◆ EXERCISE PROMPT: Which lines below include the string "this"? Please show each one.

◆ DATA FOR THE TASK:
▼▼▼

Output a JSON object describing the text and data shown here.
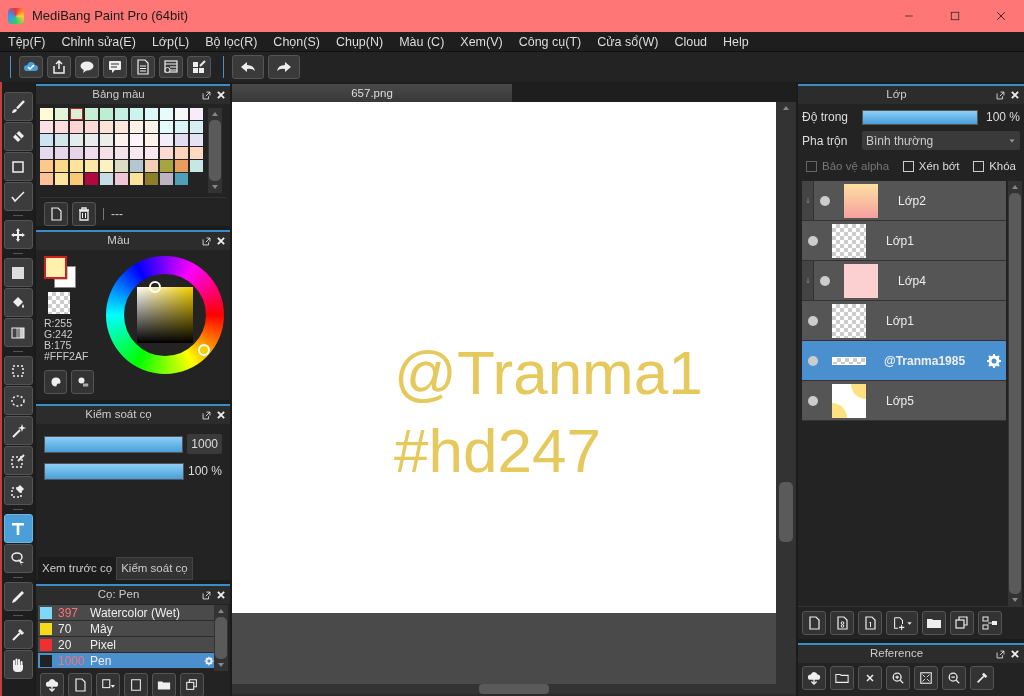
{
  "window": {
    "title": "MediBang Paint Pro (64bit)"
  },
  "menu": [
    "Tệp(F)",
    "Chỉnh sửa(E)",
    "Lớp(L)",
    "Bộ lọc(R)",
    "Chọn(S)",
    "Chụp(N)",
    "Màu (C)",
    "Xem(V)",
    "Công cụ(T)",
    "Cửa sổ(W)",
    "Cloud",
    "Help"
  ],
  "tools": [
    {
      "selected": false
    },
    {
      "selected": false
    },
    {
      "selected": false
    },
    {
      "selected": false
    },
    {
      "selected": false
    },
    {
      "selected": false
    },
    {
      "selected": false
    },
    {
      "selected": false
    },
    {
      "selected": false
    },
    {
      "selected": false
    },
    {
      "selected": false
    },
    {
      "selected": false
    },
    {
      "selected": false
    },
    {
      "selected": true
    },
    {
      "selected": false
    },
    {
      "selected": false
    },
    {
      "selected": false
    },
    {
      "selected": false
    }
  ],
  "palette": {
    "title": "Bảng màu",
    "swatches": [
      {
        "color": "#fffbd6",
        "selected": false
      },
      {
        "color": "#e3f5d6",
        "selected": false
      },
      {
        "color": "#d8f0d4",
        "selected": true
      },
      {
        "color": "#c8efd6",
        "selected": false
      },
      {
        "color": "#bdeed4",
        "selected": false
      },
      {
        "color": "#c3eee0",
        "selected": false
      },
      {
        "color": "#cdf3ef",
        "selected": false
      },
      {
        "color": "#dbf8fb",
        "selected": false
      },
      {
        "color": "#e7fbfd",
        "selected": false
      },
      {
        "color": "#f8f8fb",
        "selected": false
      },
      {
        "color": "#f8ecfb",
        "selected": false
      },
      {
        "color": "#fde0e4",
        "selected": false
      },
      {
        "color": "#fddcdc",
        "selected": false
      },
      {
        "color": "#fbd4d4",
        "selected": false
      },
      {
        "color": "#fcd9d2",
        "selected": false
      },
      {
        "color": "#fde3d6",
        "selected": false
      },
      {
        "color": "#fee8dc",
        "selected": false
      },
      {
        "color": "#fdf2e3",
        "selected": false
      },
      {
        "color": "#fcf3e8",
        "selected": false
      },
      {
        "color": "#e3fbfb",
        "selected": false
      },
      {
        "color": "#d9f5f8",
        "selected": false
      },
      {
        "color": "#d6eef0",
        "selected": false
      },
      {
        "color": "#cde3f3",
        "selected": false
      },
      {
        "color": "#d3e6ec",
        "selected": false
      },
      {
        "color": "#e3edee",
        "selected": false
      },
      {
        "color": "#e8ecec",
        "selected": false
      },
      {
        "color": "#ecefe8",
        "selected": false
      },
      {
        "color": "#fef2ee",
        "selected": false
      },
      {
        "color": "#fcf4f9",
        "selected": false
      },
      {
        "color": "#fef4ec",
        "selected": false
      },
      {
        "color": "#f3eefb",
        "selected": false
      },
      {
        "color": "#e1dcf1",
        "selected": false
      },
      {
        "color": "#e4e2f4",
        "selected": false
      },
      {
        "color": "#e4d9ef",
        "selected": false
      },
      {
        "color": "#e6d6ec",
        "selected": false
      },
      {
        "color": "#e8d4ea",
        "selected": false
      },
      {
        "color": "#f0dcec",
        "selected": false
      },
      {
        "color": "#f7dfe8",
        "selected": false
      },
      {
        "color": "#f4e2ea",
        "selected": false
      },
      {
        "color": "#f6e8ee",
        "selected": false
      },
      {
        "color": "#fbe7ee",
        "selected": false
      },
      {
        "color": "#fbdad2",
        "selected": false
      },
      {
        "color": "#fcd4bd",
        "selected": false
      },
      {
        "color": "#fed9c2",
        "selected": false
      },
      {
        "color": "#fdc98a",
        "selected": false
      },
      {
        "color": "#fbd88a",
        "selected": false
      },
      {
        "color": "#fde49a",
        "selected": false
      },
      {
        "color": "#fbe7a6",
        "selected": false
      },
      {
        "color": "#fcf1c0",
        "selected": false
      },
      {
        "color": "#dcdcc4",
        "selected": false
      },
      {
        "color": "#b3c7cf",
        "selected": false
      },
      {
        "color": "#f3cfb7",
        "selected": false
      },
      {
        "color": "#a8a440",
        "selected": false
      },
      {
        "color": "#e79d5b",
        "selected": false
      },
      {
        "color": "#c7e7e4",
        "selected": false
      },
      {
        "color": "#fdc199",
        "selected": false
      },
      {
        "color": "#fde5a0",
        "selected": false
      },
      {
        "color": "#fbc875",
        "selected": false
      },
      {
        "color": "#b3083f",
        "selected": false
      },
      {
        "color": "#c7dde5",
        "selected": false
      },
      {
        "color": "#eec6d4",
        "selected": false
      },
      {
        "color": "#fde398",
        "selected": false
      },
      {
        "color": "#8b7f2b",
        "selected": false
      },
      {
        "color": "#bcb3c2",
        "selected": false
      },
      {
        "color": "#4f9fb7",
        "selected": false
      }
    ],
    "color_name": "---"
  },
  "color_panel": {
    "title": "Màu",
    "values": [
      "R:255",
      "G:242",
      "B:175",
      "#FFF2AF"
    ]
  },
  "brush_control": {
    "title": "Kiểm soát cọ",
    "sliders": [
      {
        "kind": "boxed",
        "level": 1,
        "reading": "1000"
      },
      {
        "kind": "plain",
        "level": 1,
        "reading": "100 %"
      }
    ],
    "tabs": [
      {
        "label": "Xem trước cọ",
        "selected": false
      },
      {
        "label": "Kiểm soát cọ",
        "selected": true
      }
    ]
  },
  "brushes": {
    "title": "Cọ: Pen",
    "items": [
      {
        "color": "#80d8f8",
        "count": "397",
        "name": "Watercolor (Wet)",
        "highlighted": true,
        "selected": false
      },
      {
        "color": "#f2dc1c",
        "count": "70",
        "name": "Mây",
        "highlighted": false,
        "selected": false
      },
      {
        "color": "#f03030",
        "count": "20",
        "name": "Pixel",
        "highlighted": false,
        "selected": false
      },
      {
        "color": "#222222",
        "count": "1000",
        "name": "Pen",
        "highlighted": true,
        "selected": true
      }
    ]
  },
  "canvas": {
    "tab": "657.png",
    "text_lines": [
      "@Tranma1",
      "#hd247"
    ]
  },
  "layers": {
    "title": "Lớp",
    "opacity_label": "Độ trong",
    "opacity": {
      "level": 1
    },
    "opacity_reading": "100 %",
    "blend_label": "Pha trộn",
    "blend_value": "Bình thường",
    "options": [
      {
        "label": "Bảo vệ alpha",
        "checked": false,
        "disabled": true
      },
      {
        "label": "Xén bớt",
        "checked": false,
        "disabled": false
      },
      {
        "label": "Khóa",
        "checked": false,
        "disabled": false
      }
    ],
    "items": [
      {
        "kind": "image",
        "name": "Lớp2",
        "visible": true,
        "clipped": true,
        "selected": false
      },
      {
        "kind": "image",
        "name": "Lớp1",
        "visible": true,
        "clipped": false,
        "selected": false
      },
      {
        "kind": "image",
        "name": "Lớp4",
        "visible": true,
        "clipped": true,
        "selected": false
      },
      {
        "kind": "image",
        "name": "Lớp1",
        "visible": true,
        "clipped": false,
        "selected": false
      },
      {
        "kind": "text",
        "name": "@Tranma1985",
        "visible": true,
        "clipped": false,
        "selected": true
      },
      {
        "kind": "image",
        "name": "Lớp5",
        "visible": true,
        "clipped": false,
        "selected": false
      }
    ]
  },
  "reference": {
    "title": "Reference"
  }
}
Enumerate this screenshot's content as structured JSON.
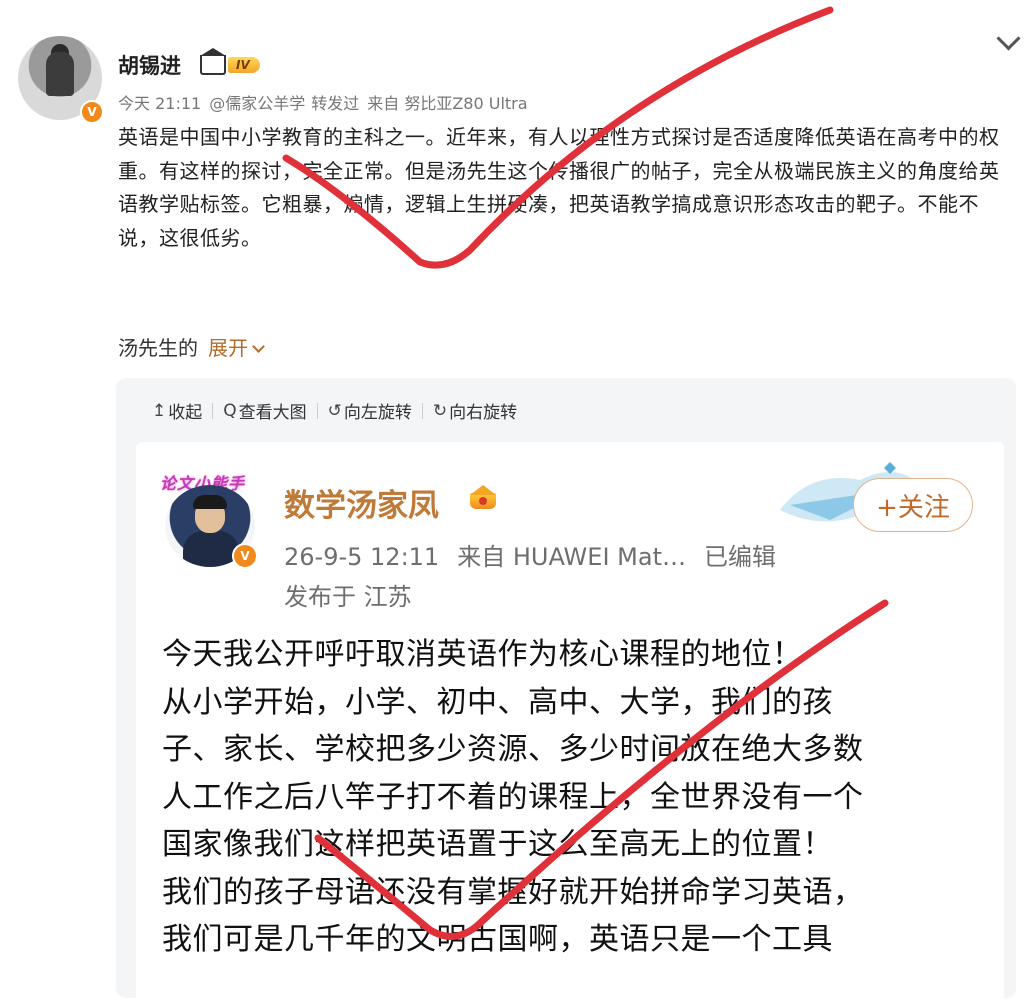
{
  "post": {
    "author": "胡锡进",
    "level_badge": "IV",
    "time": "今天 21:11",
    "mention": "@儒家公羊学",
    "forwarded": "转发过",
    "source": "来自 努比亚Z80 Ultra",
    "text": "英语是中国中小学教育的主科之一。近年来，有人以理性方式探讨是否适度降低英语在高考中的权重。有这样的探讨，完全正常。但是汤先生这个传播很广的帖子，完全从极端民族主义的角度给英语教学贴标签。它粗暴，煽情，逻辑上生拼硬凑，把英语教学搞成意识形态攻击的靶子。不能不说，这很低劣。",
    "expand_prefix": "汤先生的",
    "expand_link": "展开",
    "verified_badge": "V"
  },
  "image_toolbar": {
    "collapse": "收起",
    "view_large": "查看大图",
    "rotate_left": "向左旋转",
    "rotate_right": "向右旋转"
  },
  "quoted": {
    "pendant_text": "论文小能手",
    "name": "数学汤家凤",
    "time": "26-9-5 12:11",
    "source": "来自 HUAWEI Mat…",
    "edited": "已编辑",
    "location": "发布于 江苏",
    "follow_label": "+关注",
    "verified_badge": "V",
    "body_lines": [
      "今天我公开呼吁取消英语作为核心课程的地位！",
      "从小学开始，小学、初中、高中、大学，我们的孩",
      "子、家长、学校把多少资源、多少时间放在绝大多数",
      "人工作之后八竿子打不着的课程上，全世界没有一个",
      "国家像我们这样把英语置于这么至高无上的位置！",
      "我们的孩子母语还没有掌握好就开始拼命学习英语，",
      "我们可是几千年的文明古国啊，英语只是一个工具"
    ]
  },
  "icons": {
    "collapse": "↥",
    "view_large": "Q",
    "rotate_left": "↺",
    "rotate_right": "↻"
  },
  "colors": {
    "accent_link": "#b36b2a",
    "check_mark": "#e0303a",
    "inner_name": "#c07a38"
  }
}
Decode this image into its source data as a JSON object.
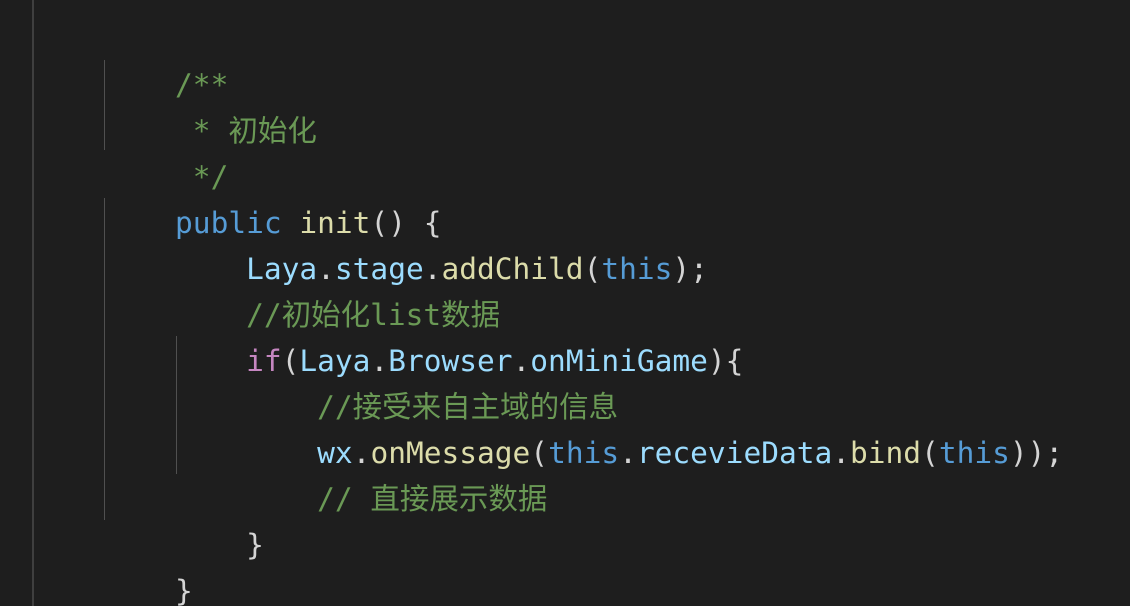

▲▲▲

◆ SOLUTION BELOW:
Enumerate this screenshot's content as structured JSON.
Decode this image into its source data as a JSON object.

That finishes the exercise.